Here's the problem with 'Love the sinner, hate the sin'
It's a phrase familiar to many, synonymous with a more modern Christianity.
'Love the sinner, hate the sin' is most commonly attributed to St. Augustine, who used the phrase in his Letter 211 in 424 AD. "Cum dilectione hominum et odio vitiorum," which translates roughly to "with love for mankind and hatred of sins."
The phrase is frequently used in relation to same-sex relationships, meaning that church and congregation can accept individuals without contradicting religious teaching.
According to Vicky Beeching, media commentator and former Christian music star, the phrase is problematic, in that it is used as a way of projecting a more modern, accepting image of Christianity, without accepting the way people live their lives, creating a painful duality.
"That was a phrase that church came up with to, I guess, try and make out that their theology wasn’t homophobic," Beeching said on Unfiltered with James O'Brien, the hit interview podcast from JOE.
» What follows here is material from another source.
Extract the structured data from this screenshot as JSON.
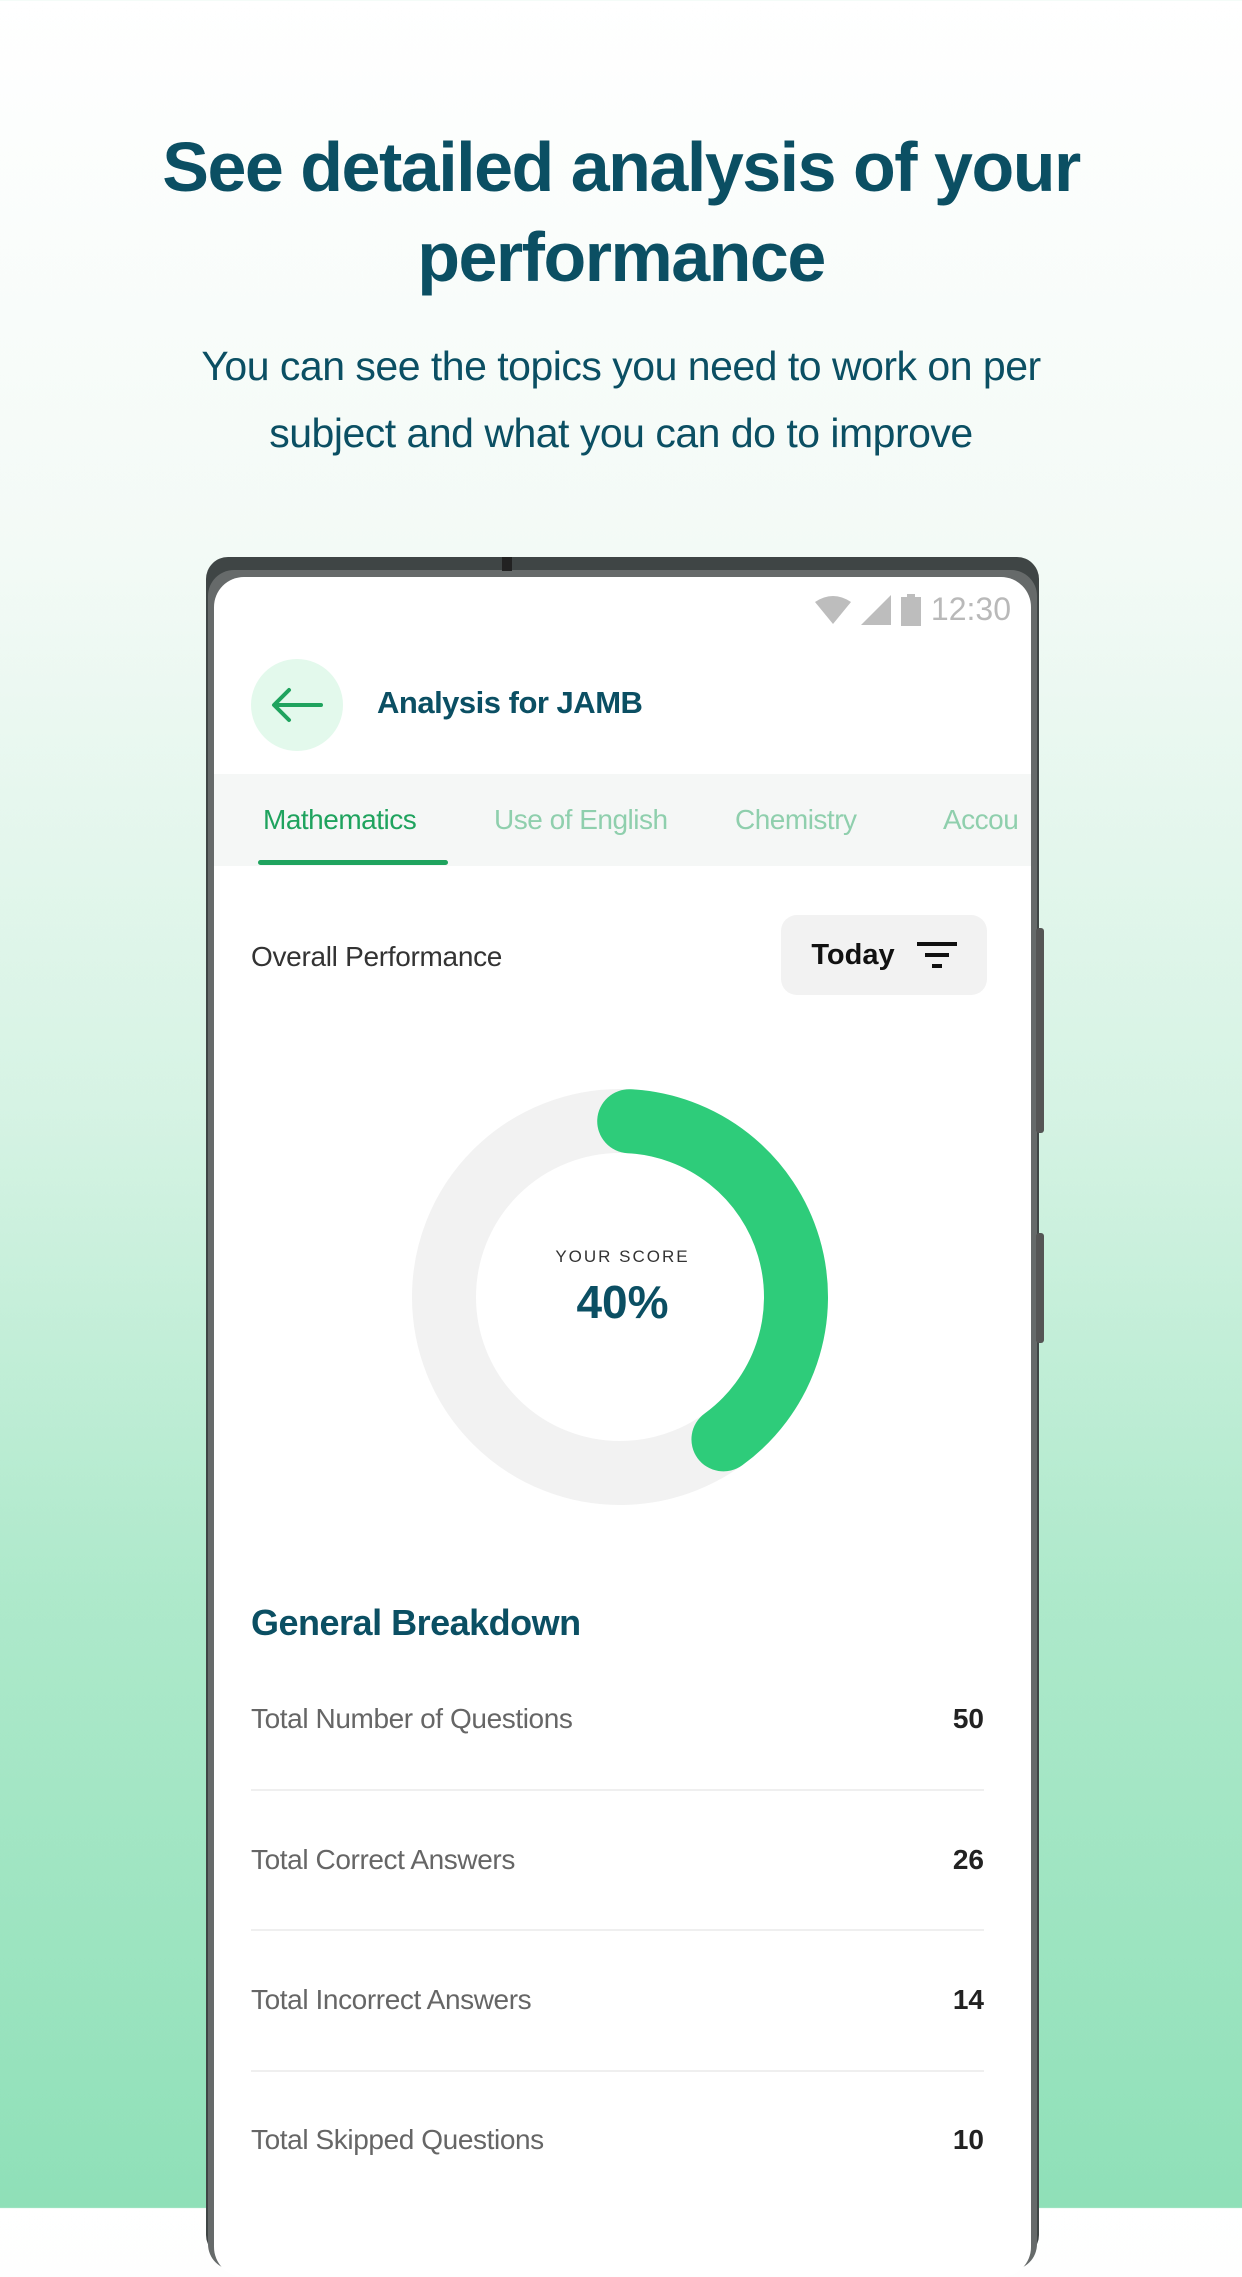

"If you’re a gay person, that means the church can claim that they and God love you, the sinner, but they hate your sin. It’s very divisive and fragmenting. It’s almost like there’s these two parts of you, and you’re supposed to believe one of them’s okay but the other one isn’t.
"It’s hard to be told that you are loved if your potential way of loving others is said to be hated. That’s the really difficult part."
Beeching went on to explain the innate hypocrisy in the statement, comparing the use of the phrase between gay and straight people.
"Evangelical churches today would say that actually now they don’t think there’s anything wrong with having gay feelings. It doesn’t inherently make you bad, it’s actually acting on them. But saying that to a straight person wouldn’t work.
"It’s like, you’re a heterosexual person, your feelings for someone are okay, but if you do anything about them, if you ever wanted to have a partner or a life or a marriage, that would be wrong."